Yes I’m fine. Don’t worry, I was not near the cafe. Although I live little more than a mile from it, it doesn’t seem like I’m close. It was strange walking out on to the street and seeing the Sydney CBD bustle carry on as it always does, knowing that just up the road a very serious situation was occurring.

It is now the day after, and aptly, the rain falls. It’s not unusual to experience rain in Sydney’s summer, but it usually occurs in a downpour after a whole day of baking heat; today it is that foreboding, miserable grey that I left England to get away from. The streets are emptier than usual, but those who are carry on as normal as they only can.

Ironically, today is worse than yesterday, which was a long day of waiting and listening. We were given so little information that it was frustrating. We were simply told not to head towards the cafe (mostly because you wouldn’t be able to see anything anyway), but otherwise to carry on as usual.

Being in Sydney was probably little different to observing the situation on the news, from abroad. We saw the same images of the shop as you from that impossible angle. We were in the dark, patiently worrying.

My friend, off work due to the evacuation, suggested we get a little closer. I refused, not out of fear of being caught up in the situation, but because I know what happens. I didn’t want to involve myself in that paranoid atmosphere and have my every movement monitored by on-the-edge cops. I’d already seen two officers inspect a bin across the street from my room. No, it is best to extricate oneself from any potential danger, state-caused or not.

The state really comes into its own in crises – an almost perfect opportunity to reaffirm the notion that it is our protector, saviour and national figurehead to provide objectivity and reassurance in times of need. Such was the rhetoric put forward by Prime Minister Tony Abbott, the New South Wales Premier, and Chief of Police in public addresses, with a dash of fear-mongering. “Don’t worry (but worry), we are under control (but be careful, these people threaten democracy), and will keep you safe (no promises)”. This recurring theme became grating enough to ignore the news for several hours.

The lack of information given out was concerning. We only know now exactly what the criminals (terrorists?) wanted, and the ins and outs of negotiation process today. We didn’t know that they were talking about bombs until this morning. I can’t imagine how this information could be anything other than useful. Yesterday, I presumed that the cops inspecting the bin were doing so out of precaution, but now I realise my pre-bed fears of being blown up in the middle of the night were not so irrational after all!

I slept with relief that nobody had yet been harmed. My heart sank as I picked up my phone this morning. Needless deaths.

I don’t know respond to this news on its own terms. But what can we do?

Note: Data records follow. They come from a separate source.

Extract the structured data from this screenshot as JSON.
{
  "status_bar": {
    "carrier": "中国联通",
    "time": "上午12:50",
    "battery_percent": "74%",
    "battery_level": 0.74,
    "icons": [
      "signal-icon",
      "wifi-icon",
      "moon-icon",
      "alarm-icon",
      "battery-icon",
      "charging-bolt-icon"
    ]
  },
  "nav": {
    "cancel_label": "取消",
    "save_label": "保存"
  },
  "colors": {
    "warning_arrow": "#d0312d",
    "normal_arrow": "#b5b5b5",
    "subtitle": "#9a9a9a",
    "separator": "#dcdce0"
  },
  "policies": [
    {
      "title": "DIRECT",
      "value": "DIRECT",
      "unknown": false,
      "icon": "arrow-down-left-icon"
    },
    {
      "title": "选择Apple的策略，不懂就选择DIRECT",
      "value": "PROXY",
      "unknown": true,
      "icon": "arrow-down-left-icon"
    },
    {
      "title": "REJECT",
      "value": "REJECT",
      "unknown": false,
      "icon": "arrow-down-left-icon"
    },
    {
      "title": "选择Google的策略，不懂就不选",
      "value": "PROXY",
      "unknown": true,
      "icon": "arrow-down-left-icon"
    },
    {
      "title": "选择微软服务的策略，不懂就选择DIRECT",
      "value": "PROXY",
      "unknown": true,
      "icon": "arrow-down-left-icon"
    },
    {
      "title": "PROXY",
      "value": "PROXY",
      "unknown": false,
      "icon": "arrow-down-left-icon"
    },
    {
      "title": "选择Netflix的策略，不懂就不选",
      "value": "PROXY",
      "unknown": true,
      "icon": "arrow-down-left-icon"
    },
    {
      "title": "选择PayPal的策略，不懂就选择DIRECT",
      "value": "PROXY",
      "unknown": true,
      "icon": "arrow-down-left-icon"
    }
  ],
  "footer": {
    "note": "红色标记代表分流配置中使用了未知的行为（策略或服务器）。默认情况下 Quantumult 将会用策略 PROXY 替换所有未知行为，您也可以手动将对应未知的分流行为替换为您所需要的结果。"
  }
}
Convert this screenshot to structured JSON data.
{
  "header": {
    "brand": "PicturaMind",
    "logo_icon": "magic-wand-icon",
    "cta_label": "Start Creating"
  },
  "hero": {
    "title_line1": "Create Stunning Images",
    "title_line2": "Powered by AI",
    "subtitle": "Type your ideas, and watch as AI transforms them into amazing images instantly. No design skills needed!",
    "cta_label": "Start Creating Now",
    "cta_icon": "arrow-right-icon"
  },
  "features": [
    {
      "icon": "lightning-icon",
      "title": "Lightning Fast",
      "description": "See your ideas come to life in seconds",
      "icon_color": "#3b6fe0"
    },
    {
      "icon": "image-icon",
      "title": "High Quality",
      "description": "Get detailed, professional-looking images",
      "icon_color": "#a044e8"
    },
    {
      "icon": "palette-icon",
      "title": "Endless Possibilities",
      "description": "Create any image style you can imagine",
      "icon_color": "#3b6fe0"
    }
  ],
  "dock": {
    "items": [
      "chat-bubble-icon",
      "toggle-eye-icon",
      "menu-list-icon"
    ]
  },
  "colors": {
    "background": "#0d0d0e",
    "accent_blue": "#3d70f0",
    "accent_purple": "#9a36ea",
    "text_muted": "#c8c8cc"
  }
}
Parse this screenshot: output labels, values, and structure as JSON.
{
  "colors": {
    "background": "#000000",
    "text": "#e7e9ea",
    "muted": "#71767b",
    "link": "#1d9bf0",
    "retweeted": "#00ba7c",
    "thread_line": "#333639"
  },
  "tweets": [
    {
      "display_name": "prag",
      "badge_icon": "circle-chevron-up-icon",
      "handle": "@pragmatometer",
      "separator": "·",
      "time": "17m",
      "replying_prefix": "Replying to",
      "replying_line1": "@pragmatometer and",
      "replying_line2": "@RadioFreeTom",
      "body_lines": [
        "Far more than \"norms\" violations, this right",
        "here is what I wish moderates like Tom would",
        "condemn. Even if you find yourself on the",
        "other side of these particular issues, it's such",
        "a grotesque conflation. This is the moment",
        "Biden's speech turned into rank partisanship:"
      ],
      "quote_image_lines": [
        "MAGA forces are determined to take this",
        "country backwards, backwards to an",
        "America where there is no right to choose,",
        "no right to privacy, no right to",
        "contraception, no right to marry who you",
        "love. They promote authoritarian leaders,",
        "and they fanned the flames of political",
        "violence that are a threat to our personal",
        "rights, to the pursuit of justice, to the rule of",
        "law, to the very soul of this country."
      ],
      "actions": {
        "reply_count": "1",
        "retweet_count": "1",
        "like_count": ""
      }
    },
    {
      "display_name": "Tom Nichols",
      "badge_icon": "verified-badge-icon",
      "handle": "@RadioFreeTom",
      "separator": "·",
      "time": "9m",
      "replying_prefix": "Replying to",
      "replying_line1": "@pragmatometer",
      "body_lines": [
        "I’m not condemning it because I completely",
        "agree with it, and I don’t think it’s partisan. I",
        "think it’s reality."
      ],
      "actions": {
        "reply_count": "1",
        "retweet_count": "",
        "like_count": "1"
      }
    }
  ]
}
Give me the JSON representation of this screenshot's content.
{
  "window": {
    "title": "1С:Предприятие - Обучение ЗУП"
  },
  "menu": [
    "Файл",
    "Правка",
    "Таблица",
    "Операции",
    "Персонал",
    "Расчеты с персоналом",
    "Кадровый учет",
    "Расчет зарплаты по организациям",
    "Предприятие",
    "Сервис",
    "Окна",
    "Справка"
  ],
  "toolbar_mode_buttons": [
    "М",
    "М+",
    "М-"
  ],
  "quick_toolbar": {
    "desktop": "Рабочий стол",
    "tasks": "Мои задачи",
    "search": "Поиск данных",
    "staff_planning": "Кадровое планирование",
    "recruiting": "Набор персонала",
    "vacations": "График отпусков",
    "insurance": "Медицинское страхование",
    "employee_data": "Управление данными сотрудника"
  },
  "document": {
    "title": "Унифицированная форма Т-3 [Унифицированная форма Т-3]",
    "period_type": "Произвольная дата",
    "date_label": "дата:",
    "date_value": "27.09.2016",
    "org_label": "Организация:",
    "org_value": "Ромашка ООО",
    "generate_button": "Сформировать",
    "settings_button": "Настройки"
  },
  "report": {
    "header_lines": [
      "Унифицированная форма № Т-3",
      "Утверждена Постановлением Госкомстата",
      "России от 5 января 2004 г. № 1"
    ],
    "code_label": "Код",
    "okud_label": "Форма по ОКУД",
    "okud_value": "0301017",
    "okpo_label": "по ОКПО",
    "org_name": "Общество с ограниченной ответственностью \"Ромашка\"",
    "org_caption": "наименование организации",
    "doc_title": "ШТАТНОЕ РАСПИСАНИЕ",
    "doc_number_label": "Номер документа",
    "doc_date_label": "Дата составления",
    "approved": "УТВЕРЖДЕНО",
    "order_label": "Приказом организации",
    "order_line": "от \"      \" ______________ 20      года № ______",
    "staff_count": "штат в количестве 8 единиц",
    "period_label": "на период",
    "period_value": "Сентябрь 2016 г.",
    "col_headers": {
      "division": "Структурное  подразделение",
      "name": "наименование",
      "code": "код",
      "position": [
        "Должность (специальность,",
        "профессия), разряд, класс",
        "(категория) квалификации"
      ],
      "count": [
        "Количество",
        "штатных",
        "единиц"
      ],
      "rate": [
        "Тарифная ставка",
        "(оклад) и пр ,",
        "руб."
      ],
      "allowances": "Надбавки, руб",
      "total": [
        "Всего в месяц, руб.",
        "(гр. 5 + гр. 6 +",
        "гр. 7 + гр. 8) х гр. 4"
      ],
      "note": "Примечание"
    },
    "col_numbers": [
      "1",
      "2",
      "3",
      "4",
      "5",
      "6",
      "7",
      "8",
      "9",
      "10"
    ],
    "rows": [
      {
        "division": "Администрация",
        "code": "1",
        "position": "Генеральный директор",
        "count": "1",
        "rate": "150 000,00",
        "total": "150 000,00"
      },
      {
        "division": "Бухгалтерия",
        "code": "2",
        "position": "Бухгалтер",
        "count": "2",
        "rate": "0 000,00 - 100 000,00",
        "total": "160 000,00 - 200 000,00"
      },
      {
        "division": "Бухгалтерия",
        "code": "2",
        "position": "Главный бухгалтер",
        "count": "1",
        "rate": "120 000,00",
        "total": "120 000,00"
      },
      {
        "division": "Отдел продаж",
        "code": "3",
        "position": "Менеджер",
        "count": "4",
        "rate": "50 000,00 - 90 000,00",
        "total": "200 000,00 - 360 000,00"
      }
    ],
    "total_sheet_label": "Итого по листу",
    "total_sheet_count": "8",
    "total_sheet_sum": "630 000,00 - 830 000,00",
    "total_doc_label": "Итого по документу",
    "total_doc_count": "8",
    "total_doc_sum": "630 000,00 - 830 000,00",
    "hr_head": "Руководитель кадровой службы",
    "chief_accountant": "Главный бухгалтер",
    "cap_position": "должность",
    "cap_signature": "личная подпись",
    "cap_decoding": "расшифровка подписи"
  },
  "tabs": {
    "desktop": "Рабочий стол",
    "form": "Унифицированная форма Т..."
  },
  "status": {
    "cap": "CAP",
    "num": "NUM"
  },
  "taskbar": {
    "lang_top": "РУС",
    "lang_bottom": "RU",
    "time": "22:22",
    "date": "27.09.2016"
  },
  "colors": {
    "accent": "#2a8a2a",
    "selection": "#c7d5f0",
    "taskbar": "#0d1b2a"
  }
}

I don’t pretend to know of a perfect solution to terrorist and hostage situations, but the way the state handles them is far from acceptable. I can predict down to a tee what will happen: the Australian government will use the tragedy as an excuse for some legislation, that they’ve most likely been waiting to implement for years, that punishes the peaceful and innocent, curtailing their freedom. It will be ‘proof’ that Australia’s already expansive police state is not powerful enough, and that in the name of national security, some people’s liberty must be trimmed back.

I’m not psychic, I just pay attention. Australians have been psychologically prepared for a crisis by weekly reminders from their wise overlords that there is some esoteric threat to the country – that there are people that just don’t like them and will do anything to harm them. So now instead of viewing this incident in isolation as it should, as an attack on person and property, the entire nation will be embroiled in a mini Cold War against an unseen enemy.

So what we should do is ignore the state as best as possible. Do what is sensible to protect you, your family and your friends, and then get back to living. This time, let’s not get led.